The prime minister ran this campaign on the promise to “get Brexit done” — a simple but effective message with profound implications for Britain’s most politically volatile region.

– Constitutional change? –
Northern Ireland voted by 56 percent to remain in the European Union in 2016. Since then, it has become central to a Brexit deal with Brussels.

Unease spread about the prospect of a no-deal Brexit and the re-emergence of a hard border with EU neighbour Ireland to the south.

Border checks are associated with three decades of sectarian violence over British rule of Northern Ireland that left some 3,500 people dead.

The potential removal of an open border — a plank of the 1998 agreement that ended “The Troubles” — has been seen as an unwelcome return to the past.

It also reopened the issue of Northern Ireland’s place in the United Kingdom with England, Scotland and Wales, and the potential of a united Ireland.

For the first time, the election returned more Irish republican than British unionist lawmakers to the UK House of Commons.

The largest republican party Sinn Fein even took the seat of North Belfast from unionist hands for the first time since it was drawn up in 1885.

Sinn Fein leader Mary Lou McDonald called it a “historic moment”. “The discussion around constitutional change is now underway,” she told Irish broadcaster RTE Friday.

“It’s safe to say that Irish unity will be firmly on the agenda in a way that it has never been before,” Queen’s University Belfast politics lecturer Jamie Pow told AFP.

But he said the combined republican vote share from Thursday “still amounts to a minority”. Those describing themselves as neither republican nor unionist will be key in any vote.

They would likely be swayed by changes in economic or political circumstance, including those Brexit is forecast to bring.

A lost voice
Thursday’s results stripped Northern Ireland’s Democratic Unionist Party of its “kingmaker” role in the British parliament — the outcome many analysts believe Johnson sought.

It had propped up the government of Johnson’s predecessor, Theresa May, after she failed to secure a majority in the 2017 election.

Some have welcomed the DUP’s loss of influence: as hardline pro-Brexit unionists and conservatives, the DUP represented just a 36 percent vote share of the region in that vote.

“They wielded power for themselves, not for the greater good of Northern Ireland,” said McKeever in St. George’s Market.

Now a greater spread of parties has been elected from Northern Ireland this time, although with an 80-strong majority, Johnson will not need their votes.

That likely leaves the province with a less central role in the coming government, although Pow suggested they may have an opportunity to play a key role forging relations with the EU.

On a wider scale, the DUP’s loss of influence in London could help kickstart talks for the resumption of the devolved legislative assembly in Stormont, Belfast.

The assembly has not functioned since January 2017 after the power-sharing executive between the DUP and Sinn Fein collapsed over a mismanaged heating scheme.

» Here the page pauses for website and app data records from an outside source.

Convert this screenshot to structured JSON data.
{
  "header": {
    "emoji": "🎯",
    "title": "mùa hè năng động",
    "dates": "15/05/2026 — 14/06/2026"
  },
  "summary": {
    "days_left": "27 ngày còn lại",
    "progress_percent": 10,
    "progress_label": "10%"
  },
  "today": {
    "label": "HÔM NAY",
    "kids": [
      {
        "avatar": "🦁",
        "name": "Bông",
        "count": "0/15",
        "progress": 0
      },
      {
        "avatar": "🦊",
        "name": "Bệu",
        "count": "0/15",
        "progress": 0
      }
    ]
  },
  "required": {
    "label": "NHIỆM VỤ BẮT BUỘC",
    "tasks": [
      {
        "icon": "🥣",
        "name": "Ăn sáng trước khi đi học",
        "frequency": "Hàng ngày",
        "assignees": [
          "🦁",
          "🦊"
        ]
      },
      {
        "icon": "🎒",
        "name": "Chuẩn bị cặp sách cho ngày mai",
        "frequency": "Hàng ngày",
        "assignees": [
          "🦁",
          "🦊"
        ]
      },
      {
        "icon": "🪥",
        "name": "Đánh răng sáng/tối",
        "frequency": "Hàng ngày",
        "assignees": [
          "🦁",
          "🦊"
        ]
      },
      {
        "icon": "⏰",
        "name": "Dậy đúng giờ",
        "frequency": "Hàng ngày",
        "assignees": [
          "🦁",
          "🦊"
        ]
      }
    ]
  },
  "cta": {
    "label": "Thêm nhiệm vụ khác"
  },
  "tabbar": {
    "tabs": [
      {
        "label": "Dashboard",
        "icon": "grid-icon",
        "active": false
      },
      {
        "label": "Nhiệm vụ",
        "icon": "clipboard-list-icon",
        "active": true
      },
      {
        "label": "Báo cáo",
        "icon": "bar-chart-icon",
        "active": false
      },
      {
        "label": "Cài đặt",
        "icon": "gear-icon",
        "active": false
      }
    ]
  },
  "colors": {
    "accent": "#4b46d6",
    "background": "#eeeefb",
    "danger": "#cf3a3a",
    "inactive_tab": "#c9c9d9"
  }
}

With the DUP no longer allied with the Conservatives, there are hopes negotiations due to start on Monday will be given a boost.

“The new arithmetic at Westminster will give the DUP much greater incentive to reach a deal with Sinn Fein,” said Pow.

“If it wants to remain relevant, it will need to show voters that it can deliver.”